INPUT MATERIAL Start Marker

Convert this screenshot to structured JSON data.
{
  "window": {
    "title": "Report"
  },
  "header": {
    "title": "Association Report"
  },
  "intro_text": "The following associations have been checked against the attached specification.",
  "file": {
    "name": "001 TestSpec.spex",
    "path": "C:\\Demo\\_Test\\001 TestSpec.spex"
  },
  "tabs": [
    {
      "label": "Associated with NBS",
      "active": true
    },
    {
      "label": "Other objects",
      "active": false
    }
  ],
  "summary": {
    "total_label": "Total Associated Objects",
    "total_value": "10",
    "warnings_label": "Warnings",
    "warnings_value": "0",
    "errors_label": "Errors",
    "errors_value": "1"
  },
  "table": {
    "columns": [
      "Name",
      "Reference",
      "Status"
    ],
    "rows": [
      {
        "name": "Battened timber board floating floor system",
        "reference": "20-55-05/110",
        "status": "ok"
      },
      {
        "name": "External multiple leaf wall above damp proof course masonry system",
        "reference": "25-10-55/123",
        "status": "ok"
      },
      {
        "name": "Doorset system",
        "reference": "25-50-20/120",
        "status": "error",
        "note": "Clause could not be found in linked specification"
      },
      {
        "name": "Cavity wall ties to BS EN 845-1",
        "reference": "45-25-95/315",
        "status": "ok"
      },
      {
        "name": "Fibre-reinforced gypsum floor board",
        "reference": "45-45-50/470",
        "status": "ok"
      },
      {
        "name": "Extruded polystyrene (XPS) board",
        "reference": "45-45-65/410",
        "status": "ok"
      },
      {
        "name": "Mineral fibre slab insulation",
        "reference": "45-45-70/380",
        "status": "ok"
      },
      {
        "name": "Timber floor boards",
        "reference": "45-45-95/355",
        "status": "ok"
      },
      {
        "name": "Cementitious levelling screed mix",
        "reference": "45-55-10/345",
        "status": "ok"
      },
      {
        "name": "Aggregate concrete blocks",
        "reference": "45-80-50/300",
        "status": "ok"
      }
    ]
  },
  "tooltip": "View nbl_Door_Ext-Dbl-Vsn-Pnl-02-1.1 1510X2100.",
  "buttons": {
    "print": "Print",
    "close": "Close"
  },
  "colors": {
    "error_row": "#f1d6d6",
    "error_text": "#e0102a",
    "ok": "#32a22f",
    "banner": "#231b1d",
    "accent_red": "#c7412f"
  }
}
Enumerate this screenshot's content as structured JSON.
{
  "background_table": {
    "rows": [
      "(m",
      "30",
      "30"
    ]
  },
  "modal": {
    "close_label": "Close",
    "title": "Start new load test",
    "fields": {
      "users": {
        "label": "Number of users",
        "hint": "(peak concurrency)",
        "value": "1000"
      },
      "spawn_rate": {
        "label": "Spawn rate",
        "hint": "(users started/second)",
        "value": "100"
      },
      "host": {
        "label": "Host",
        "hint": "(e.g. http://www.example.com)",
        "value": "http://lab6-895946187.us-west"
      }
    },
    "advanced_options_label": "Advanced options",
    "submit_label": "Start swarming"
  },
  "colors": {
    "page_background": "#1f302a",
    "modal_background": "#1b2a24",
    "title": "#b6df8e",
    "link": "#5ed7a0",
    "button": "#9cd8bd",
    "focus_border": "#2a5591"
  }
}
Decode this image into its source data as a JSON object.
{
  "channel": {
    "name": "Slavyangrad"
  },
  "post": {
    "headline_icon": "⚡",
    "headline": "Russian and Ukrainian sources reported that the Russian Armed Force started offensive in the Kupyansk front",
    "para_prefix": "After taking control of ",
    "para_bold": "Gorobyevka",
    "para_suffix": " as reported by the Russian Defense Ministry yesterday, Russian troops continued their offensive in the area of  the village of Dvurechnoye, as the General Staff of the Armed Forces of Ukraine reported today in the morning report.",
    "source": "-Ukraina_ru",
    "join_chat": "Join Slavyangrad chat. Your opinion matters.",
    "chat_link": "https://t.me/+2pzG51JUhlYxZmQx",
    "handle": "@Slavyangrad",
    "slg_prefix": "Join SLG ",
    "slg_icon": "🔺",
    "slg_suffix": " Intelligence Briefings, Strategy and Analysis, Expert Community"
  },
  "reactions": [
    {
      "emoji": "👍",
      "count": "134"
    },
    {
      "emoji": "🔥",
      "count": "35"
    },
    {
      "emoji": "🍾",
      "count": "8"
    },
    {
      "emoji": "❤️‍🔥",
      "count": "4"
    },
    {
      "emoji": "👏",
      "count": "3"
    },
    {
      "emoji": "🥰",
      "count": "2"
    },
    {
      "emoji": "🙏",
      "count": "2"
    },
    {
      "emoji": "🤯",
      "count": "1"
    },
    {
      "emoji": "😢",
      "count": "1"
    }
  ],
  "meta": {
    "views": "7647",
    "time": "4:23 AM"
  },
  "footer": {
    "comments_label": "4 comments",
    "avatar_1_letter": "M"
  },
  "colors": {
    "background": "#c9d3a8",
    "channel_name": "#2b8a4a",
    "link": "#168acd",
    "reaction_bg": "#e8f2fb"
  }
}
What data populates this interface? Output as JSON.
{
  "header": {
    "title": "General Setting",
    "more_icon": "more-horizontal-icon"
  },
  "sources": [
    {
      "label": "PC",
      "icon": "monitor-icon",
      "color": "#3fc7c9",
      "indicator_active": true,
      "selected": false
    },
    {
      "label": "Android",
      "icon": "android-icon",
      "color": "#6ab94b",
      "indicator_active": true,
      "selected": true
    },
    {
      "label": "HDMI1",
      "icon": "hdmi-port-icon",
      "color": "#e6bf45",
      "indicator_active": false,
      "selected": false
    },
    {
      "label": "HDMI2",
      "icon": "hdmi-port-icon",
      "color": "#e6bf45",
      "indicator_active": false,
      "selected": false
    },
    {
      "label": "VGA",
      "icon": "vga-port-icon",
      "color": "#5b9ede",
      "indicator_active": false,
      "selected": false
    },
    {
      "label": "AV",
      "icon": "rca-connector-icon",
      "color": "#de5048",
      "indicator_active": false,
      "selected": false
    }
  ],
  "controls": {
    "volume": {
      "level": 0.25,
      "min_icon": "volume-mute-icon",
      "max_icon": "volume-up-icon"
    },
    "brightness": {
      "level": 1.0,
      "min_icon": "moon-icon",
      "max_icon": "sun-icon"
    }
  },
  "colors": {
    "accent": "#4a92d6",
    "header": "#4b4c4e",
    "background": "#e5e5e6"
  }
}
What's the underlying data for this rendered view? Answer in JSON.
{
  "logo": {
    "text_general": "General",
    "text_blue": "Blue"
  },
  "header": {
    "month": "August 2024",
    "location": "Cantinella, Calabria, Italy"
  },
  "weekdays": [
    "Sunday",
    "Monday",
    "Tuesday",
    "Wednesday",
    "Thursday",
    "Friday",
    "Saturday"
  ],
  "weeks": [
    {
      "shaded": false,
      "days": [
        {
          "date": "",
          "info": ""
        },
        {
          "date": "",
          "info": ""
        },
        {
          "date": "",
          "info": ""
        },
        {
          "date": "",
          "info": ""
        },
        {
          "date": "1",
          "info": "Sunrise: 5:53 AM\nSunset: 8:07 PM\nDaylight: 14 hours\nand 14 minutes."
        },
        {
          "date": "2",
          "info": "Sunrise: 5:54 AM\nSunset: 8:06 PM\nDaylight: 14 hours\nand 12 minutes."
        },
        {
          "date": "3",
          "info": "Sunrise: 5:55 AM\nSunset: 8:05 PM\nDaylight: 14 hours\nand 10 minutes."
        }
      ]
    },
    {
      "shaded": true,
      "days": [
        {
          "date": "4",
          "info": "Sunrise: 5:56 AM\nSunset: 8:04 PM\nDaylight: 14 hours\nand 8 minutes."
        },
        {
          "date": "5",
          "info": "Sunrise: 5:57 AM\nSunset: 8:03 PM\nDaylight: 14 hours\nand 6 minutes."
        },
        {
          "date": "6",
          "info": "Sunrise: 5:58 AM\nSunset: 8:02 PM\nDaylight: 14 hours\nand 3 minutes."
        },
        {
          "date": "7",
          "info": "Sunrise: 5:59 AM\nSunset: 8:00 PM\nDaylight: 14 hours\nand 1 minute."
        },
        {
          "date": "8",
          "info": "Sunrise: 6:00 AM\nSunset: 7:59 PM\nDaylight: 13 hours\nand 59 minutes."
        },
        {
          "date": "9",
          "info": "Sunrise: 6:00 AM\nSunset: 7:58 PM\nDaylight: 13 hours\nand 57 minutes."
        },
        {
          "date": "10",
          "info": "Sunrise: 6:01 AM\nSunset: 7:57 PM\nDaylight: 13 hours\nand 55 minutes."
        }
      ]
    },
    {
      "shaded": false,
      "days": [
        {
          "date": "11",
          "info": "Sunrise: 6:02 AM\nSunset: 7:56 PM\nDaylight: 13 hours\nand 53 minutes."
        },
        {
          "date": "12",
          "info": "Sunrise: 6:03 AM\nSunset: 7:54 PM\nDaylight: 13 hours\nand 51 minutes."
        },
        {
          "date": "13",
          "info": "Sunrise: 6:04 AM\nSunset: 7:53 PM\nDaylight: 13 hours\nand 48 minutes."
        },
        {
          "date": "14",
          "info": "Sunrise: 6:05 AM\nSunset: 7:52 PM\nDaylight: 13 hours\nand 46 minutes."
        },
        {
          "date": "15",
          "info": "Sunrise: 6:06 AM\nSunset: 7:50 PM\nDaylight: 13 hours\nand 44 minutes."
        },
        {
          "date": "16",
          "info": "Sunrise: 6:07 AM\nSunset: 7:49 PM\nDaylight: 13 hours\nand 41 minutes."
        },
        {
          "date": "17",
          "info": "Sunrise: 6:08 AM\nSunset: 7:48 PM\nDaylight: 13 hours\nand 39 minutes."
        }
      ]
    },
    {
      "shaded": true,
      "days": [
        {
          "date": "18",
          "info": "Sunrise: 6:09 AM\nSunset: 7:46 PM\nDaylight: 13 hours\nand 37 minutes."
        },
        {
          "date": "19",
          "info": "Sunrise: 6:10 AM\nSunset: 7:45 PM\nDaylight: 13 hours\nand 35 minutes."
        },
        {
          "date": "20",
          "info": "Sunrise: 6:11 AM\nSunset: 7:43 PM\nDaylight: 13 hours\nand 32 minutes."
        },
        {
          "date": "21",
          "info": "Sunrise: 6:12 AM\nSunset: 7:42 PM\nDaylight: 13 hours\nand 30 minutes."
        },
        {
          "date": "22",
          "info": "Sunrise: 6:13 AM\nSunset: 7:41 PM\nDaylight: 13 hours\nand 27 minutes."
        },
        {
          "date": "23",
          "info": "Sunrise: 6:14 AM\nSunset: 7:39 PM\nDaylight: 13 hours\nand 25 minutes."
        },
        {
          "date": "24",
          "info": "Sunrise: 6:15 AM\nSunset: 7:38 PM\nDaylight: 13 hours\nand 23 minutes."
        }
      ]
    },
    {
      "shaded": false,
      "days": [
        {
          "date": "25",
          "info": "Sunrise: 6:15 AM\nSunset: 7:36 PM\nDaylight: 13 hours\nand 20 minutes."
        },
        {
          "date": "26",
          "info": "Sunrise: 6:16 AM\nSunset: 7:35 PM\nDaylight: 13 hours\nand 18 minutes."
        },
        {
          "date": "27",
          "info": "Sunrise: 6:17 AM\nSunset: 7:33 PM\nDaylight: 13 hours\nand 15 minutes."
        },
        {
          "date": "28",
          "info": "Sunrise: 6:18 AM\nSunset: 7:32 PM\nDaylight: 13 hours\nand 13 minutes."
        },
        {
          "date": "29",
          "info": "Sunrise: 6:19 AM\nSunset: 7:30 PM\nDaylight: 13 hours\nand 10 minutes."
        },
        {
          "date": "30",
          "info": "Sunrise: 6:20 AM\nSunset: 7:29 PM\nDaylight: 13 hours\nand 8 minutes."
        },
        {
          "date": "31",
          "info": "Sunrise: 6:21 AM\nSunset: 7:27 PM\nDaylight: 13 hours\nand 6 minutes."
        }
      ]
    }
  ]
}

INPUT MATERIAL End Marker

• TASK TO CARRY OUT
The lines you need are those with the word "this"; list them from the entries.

• REPLY
Convert this screenshot to structured JSON data.
Enumerate this screenshot's content as structured JSON.
Decode this image into its source data as a JSON object.
What data populates this interface? Output as JSON.
What's the underlying data for this rendered view? Answer in JSON.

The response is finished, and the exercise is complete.